───── Input records
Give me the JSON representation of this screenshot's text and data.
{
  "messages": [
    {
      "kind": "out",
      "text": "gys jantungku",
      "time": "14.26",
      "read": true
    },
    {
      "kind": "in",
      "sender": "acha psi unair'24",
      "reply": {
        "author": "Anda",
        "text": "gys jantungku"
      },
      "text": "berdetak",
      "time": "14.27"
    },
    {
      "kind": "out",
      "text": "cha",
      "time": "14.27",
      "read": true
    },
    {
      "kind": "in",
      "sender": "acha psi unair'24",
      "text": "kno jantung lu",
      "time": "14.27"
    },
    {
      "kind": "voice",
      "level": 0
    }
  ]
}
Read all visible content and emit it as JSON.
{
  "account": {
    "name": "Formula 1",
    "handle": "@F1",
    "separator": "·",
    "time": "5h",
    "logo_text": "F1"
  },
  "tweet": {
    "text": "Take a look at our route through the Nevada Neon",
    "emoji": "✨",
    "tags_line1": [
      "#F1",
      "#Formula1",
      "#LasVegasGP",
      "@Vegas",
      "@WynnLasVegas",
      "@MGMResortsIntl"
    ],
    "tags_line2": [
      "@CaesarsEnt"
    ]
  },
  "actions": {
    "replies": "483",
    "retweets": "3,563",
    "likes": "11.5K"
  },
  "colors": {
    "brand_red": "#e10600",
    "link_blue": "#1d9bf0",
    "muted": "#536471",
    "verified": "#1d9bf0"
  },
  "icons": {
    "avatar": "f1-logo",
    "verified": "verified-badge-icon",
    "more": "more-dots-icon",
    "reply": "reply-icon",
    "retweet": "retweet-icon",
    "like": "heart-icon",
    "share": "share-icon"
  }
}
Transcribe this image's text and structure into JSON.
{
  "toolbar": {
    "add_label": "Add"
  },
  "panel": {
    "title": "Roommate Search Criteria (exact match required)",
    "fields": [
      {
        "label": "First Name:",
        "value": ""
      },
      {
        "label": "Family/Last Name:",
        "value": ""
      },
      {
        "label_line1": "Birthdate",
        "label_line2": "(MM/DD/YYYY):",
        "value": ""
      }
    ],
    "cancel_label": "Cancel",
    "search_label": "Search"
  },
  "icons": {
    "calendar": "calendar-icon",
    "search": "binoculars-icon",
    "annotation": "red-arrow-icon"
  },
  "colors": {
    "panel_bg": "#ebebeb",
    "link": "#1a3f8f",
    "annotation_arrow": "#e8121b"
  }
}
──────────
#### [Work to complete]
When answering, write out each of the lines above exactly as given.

#### [Answer box]
Give me the JSON representation of this screenshot's text and data.
{
  "messages": [
    {
      "kind": "out",
      "text": "gys jantungku",
      "time": "14.26",
      "read": true
    },
    {
      "kind": "in",
      "sender": "acha psi unair'24",
      "reply": {
        "author": "Anda",
        "text": "gys jantungku"
      },
      "text": "berdetak",
      "time": "14.27"
    },
    {
      "kind": "out",
      "text": "cha",
      "time": "14.27",
      "read": true
    },
    {
      "kind": "in",
      "sender": "acha psi unair'24",
      "text": "kno jantung lu",
      "time": "14.27"
    },
    {
      "kind": "voice",
      "level": 0
    }
  ]
}
Read all visible content and emit it as JSON.
{
  "account": {
    "name": "Formula 1",
    "handle": "@F1",
    "separator": "·",
    "time": "5h",
    "logo_text": "F1"
  },
  "tweet": {
    "text": "Take a look at our route through the Nevada Neon",
    "emoji": "✨",
    "tags_line1": [
      "#F1",
      "#Formula1",
      "#LasVegasGP",
      "@Vegas",
      "@WynnLasVegas",
      "@MGMResortsIntl"
    ],
    "tags_line2": [
      "@CaesarsEnt"
    ]
  },
  "actions": {
    "replies": "483",
    "retweets": "3,563",
    "likes": "11.5K"
  },
  "colors": {
    "brand_red": "#e10600",
    "link_blue": "#1d9bf0",
    "muted": "#536471",
    "verified": "#1d9bf0"
  },
  "icons": {
    "avatar": "f1-logo",
    "verified": "verified-badge-icon",
    "more": "more-dots-icon",
    "reply": "reply-icon",
    "retweet": "retweet-icon",
    "like": "heart-icon",
    "share": "share-icon"
  }
}
Transcribe this image's text and structure into JSON.
{
  "toolbar": {
    "add_label": "Add"
  },
  "panel": {
    "title": "Roommate Search Criteria (exact match required)",
    "fields": [
      {
        "label": "First Name:",
        "value": ""
      },
      {
        "label": "Family/Last Name:",
        "value": ""
      },
      {
        "label_line1": "Birthdate",
        "label_line2": "(MM/DD/YYYY):",
        "value": ""
      }
    ],
    "cancel_label": "Cancel",
    "search_label": "Search"
  },
  "icons": {
    "calendar": "calendar-icon",
    "search": "binoculars-icon",
    "annotation": "red-arrow-icon"
  },
  "colors": {
    "panel_bg": "#ebebeb",
    "link": "#1a3f8f",
    "annotation_arrow": "#e8121b"
  }
}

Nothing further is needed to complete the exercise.